How do you kiss goodbye to 15 years of challenging, divisive sui generis electronica?
In the case of The Knife, whose fourth, final and farewell album, Shaking the Habitual, was described as both “utterly gripping” and “unbearably boring” by one critic in the same review, the obvious answer was forming – and performing with – an all-female collective of more than 14 choreographers and set designers.
It’s quite a spectacle. The Swedish brother-sister duo responsible for making the music are indistinguishable from 13 or so other androgynous, face-painted dancers on stage. Meanwhile, everyone wears matching blue satin onesies, and it’s almost impossible to tell who’s playing instruments on stage, and who’s pretending. This is indicative of The Knife: Shaking the Habitual was a concept record based on blurring gender norms and it’s no surprise their live set should ask questions about a band’s relationship to live performance.

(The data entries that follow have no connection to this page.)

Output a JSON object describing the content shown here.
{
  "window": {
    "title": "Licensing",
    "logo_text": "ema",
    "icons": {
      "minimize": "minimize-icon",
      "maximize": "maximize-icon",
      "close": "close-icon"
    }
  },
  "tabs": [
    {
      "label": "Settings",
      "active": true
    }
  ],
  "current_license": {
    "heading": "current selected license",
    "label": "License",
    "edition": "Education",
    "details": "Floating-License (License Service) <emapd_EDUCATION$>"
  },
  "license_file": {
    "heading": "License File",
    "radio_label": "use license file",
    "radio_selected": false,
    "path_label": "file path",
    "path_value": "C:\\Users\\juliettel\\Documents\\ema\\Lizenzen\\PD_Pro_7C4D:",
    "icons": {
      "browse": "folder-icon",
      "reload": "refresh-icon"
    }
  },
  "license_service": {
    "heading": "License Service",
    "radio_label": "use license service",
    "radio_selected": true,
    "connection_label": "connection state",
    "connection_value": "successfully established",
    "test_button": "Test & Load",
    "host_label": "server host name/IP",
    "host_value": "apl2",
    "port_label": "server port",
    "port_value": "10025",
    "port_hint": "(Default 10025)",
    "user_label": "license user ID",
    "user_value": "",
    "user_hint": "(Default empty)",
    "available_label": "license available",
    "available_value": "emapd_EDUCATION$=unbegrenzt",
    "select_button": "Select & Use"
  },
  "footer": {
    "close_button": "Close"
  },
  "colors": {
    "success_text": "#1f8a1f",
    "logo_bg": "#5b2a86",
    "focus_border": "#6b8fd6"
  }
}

And the music itself, when it arrives? A peroxide-blond nymph saws away at a zither the size of a grand piano, uncomfortably low bass hits deep in the stomach, and Karin Dreijer Andersson’s voice is shockingly beautiful as it ever was. In other words, perfection.
The Knife Brixton Academy, LondonReuse content